If everyone who lived in a sultry climate swore off cooking for the season, summer meals would be dull indeed. The challenge of home cooking when temperatures spike is to keep a cool head and to devise menus that rely less on the oven and stovetop. But you will still need to do a certain amount of simmering, boiling and baking.
A large covered charcoal grill can be used for roasting chickens or large cuts of meat, and for baking potatoes or ears of corn. Add sliced tomatoes and some leafy greens for a salad and dinner is ready. A smaller hibachi-type grill or a stovetop grill pan will get the job done, too, for steaks or chops or kebabs, using less fuel and generating less heat in the process.
~ David Tanis ~
If sea scallops are not available, use wild shrimp or halibut or salmon fillets.

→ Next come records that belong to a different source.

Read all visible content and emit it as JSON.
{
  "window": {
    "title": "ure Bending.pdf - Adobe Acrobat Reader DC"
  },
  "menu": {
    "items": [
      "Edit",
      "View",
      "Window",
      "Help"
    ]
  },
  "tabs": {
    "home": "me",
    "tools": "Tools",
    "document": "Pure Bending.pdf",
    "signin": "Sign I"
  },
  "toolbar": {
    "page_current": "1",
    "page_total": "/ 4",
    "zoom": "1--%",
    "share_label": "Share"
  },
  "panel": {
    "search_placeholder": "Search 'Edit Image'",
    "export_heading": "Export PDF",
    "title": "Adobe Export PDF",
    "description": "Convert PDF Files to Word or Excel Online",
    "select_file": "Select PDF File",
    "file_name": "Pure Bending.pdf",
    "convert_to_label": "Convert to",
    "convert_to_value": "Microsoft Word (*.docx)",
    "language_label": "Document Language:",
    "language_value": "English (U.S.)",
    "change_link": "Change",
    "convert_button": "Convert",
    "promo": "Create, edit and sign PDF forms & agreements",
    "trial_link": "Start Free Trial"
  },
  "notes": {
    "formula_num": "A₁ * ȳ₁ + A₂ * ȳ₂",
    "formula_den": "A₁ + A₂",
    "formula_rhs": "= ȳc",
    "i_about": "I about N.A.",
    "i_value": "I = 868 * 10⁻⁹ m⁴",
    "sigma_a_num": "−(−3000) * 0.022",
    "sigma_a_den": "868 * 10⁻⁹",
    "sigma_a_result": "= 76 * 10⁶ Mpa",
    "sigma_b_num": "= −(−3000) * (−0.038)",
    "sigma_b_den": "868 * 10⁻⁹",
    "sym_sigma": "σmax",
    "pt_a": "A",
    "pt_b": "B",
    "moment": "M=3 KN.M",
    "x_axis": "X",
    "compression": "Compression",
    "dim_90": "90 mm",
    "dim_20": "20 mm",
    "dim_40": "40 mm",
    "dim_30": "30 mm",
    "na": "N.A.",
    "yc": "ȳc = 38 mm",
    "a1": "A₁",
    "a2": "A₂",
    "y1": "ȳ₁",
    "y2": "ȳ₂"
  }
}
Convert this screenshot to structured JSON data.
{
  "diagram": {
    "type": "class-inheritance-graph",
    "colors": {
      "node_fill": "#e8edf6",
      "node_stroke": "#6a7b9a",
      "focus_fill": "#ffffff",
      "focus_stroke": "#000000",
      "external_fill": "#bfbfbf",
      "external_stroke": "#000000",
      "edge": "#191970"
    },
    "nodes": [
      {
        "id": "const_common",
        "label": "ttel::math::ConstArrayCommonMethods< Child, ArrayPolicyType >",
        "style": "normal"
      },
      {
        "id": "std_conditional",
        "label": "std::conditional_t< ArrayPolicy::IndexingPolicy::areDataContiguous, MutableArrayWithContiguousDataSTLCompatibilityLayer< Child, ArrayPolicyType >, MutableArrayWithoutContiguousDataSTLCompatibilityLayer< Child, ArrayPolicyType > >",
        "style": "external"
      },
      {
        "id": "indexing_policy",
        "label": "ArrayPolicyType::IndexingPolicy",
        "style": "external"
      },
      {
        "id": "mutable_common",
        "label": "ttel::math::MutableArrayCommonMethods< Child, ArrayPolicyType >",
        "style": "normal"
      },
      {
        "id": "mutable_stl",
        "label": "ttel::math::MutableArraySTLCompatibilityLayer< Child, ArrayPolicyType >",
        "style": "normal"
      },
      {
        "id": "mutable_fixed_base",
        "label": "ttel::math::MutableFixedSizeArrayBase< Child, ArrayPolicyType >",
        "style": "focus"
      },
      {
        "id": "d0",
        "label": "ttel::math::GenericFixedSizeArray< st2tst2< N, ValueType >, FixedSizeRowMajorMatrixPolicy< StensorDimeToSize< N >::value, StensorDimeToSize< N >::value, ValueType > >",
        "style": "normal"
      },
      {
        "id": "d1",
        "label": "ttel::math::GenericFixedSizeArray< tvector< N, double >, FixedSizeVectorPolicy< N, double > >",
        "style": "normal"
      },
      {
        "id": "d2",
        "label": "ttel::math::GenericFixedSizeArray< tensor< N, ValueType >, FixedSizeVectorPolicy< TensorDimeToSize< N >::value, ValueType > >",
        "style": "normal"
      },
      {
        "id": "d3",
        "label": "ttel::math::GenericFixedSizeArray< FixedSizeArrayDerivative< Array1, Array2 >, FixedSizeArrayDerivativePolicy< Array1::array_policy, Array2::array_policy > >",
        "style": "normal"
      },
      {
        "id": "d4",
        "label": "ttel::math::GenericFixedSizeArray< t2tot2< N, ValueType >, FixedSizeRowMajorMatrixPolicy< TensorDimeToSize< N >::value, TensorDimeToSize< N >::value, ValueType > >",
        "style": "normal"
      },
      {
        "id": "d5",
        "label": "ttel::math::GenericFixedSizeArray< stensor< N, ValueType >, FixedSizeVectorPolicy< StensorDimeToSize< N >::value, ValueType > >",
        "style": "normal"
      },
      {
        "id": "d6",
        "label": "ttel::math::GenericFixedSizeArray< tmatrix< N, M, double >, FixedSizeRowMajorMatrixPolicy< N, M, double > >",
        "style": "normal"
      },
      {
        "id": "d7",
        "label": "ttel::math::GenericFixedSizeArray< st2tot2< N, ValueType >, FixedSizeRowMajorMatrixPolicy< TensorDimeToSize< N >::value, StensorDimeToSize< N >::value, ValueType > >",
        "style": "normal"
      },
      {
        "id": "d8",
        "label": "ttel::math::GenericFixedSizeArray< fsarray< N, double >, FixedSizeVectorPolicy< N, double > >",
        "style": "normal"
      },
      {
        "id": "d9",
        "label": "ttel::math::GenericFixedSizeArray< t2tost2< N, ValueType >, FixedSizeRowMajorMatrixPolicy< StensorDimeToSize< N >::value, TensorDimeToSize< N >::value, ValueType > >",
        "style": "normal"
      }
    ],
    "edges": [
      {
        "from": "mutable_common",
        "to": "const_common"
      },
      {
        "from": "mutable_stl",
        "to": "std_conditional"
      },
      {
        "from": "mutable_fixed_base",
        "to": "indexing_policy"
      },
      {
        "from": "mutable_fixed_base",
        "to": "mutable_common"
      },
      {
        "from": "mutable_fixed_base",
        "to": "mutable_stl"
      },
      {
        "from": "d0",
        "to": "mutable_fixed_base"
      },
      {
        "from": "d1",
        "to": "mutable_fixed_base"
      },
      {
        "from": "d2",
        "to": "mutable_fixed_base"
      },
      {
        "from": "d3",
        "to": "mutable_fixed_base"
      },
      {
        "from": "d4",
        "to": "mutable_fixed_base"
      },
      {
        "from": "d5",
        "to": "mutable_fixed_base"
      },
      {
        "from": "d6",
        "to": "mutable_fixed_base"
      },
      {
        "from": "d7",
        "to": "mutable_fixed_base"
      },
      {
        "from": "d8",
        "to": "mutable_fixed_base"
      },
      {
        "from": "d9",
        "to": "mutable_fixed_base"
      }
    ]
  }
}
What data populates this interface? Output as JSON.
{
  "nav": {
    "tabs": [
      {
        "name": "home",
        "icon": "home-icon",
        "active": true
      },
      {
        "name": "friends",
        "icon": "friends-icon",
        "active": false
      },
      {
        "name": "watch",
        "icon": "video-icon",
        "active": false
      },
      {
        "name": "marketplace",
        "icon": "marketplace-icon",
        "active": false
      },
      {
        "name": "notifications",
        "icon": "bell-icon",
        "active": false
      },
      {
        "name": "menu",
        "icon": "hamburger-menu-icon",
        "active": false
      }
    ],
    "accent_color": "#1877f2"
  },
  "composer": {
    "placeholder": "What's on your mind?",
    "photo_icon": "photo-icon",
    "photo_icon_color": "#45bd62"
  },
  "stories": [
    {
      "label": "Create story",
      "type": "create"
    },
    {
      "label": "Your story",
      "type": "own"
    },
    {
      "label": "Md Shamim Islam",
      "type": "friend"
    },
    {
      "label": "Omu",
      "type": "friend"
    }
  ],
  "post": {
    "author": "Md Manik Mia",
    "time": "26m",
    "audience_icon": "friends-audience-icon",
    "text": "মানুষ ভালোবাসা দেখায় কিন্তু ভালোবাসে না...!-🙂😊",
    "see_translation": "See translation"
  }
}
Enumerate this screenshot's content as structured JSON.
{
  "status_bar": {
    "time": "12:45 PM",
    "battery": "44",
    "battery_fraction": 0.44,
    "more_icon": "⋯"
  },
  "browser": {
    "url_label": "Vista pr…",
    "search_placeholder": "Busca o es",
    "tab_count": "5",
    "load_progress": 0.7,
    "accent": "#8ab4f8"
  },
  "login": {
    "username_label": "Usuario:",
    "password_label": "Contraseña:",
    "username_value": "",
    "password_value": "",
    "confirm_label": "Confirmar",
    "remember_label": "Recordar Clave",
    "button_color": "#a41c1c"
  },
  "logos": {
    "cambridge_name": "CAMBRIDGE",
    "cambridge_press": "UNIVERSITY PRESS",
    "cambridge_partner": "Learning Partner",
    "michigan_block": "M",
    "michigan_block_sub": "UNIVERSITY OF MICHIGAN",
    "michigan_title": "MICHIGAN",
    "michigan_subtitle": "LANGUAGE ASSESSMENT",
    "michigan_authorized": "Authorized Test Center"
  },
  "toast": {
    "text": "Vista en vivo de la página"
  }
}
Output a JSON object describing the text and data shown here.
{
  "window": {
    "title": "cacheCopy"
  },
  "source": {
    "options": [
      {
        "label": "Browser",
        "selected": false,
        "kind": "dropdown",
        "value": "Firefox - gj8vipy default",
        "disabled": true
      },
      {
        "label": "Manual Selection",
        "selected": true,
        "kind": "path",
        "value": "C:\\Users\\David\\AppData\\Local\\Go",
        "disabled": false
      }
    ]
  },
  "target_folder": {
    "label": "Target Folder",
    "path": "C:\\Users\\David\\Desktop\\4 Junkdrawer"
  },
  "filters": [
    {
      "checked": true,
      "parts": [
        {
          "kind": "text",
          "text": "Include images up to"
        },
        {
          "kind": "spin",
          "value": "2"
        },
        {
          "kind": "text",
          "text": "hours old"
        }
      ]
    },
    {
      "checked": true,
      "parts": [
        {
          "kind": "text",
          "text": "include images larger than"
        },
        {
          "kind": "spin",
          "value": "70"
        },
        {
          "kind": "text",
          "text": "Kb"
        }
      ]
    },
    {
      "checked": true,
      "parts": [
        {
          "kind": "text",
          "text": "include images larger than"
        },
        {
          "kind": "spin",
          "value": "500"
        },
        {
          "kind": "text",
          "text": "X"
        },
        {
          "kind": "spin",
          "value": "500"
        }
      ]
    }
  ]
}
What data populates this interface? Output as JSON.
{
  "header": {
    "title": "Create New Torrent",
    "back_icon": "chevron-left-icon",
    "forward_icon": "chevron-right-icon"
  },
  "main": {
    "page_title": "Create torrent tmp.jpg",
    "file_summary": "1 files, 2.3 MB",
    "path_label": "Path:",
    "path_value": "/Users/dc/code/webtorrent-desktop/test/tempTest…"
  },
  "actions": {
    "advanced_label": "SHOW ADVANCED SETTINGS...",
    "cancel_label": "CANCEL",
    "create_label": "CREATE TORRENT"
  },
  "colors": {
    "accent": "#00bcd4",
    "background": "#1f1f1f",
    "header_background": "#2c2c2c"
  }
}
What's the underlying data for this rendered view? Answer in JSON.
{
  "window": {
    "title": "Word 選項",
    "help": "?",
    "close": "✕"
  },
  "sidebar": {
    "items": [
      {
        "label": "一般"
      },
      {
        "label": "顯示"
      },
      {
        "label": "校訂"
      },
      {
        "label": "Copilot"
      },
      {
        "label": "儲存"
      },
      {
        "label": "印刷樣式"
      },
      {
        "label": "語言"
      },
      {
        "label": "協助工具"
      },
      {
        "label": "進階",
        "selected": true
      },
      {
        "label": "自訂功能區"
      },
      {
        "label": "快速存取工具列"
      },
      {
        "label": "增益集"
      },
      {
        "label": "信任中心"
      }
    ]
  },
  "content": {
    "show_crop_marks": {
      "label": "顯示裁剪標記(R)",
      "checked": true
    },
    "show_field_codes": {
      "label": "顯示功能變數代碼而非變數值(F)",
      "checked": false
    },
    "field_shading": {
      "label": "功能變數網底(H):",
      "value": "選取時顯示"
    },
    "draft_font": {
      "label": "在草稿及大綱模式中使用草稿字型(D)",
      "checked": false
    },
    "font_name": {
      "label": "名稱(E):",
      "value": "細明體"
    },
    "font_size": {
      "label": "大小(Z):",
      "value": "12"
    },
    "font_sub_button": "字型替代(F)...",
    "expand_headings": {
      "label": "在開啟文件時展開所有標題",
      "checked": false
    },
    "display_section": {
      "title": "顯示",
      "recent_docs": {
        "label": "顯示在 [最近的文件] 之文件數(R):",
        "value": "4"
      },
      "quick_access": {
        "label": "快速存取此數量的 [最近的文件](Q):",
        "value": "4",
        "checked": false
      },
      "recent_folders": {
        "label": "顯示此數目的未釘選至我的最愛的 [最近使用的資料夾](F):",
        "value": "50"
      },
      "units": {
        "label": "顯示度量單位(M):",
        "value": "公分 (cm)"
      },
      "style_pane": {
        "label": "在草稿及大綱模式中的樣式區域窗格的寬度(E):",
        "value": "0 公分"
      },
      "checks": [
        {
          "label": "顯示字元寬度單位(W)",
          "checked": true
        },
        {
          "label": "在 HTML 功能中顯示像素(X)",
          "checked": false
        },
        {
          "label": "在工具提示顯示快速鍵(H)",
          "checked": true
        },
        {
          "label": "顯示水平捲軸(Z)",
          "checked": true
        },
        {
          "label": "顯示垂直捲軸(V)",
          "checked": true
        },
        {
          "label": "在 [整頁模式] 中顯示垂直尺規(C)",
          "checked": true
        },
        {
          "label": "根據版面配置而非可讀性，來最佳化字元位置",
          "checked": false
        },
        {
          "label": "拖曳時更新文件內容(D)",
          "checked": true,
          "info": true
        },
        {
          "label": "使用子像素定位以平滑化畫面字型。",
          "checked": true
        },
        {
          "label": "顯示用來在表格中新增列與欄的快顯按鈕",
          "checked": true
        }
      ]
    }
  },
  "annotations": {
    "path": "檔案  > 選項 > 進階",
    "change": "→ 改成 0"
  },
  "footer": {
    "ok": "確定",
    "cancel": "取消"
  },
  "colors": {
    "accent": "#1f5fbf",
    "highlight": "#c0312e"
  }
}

It is best to cook and cool the beets in advance (even a day ahead).
After these plump up from a quick brine, and cook in their shells, they’ll eat more like peel-and-eat lobster tails than plain old shrimp.
In this recipe, you’ll get smoky flavor from two sources: the wood-grilling technique and the chipotle chile in the vinaigrette. If you’re not comfortable shucking oysters at home, have the fishmonger shuck them for you and ask him or her to give you a half shell for each oyster.
Rich egg noodles are combined with the best of the summer harvest in a dish that requires some chopping but very little cooking. Serve it with the simplest salad.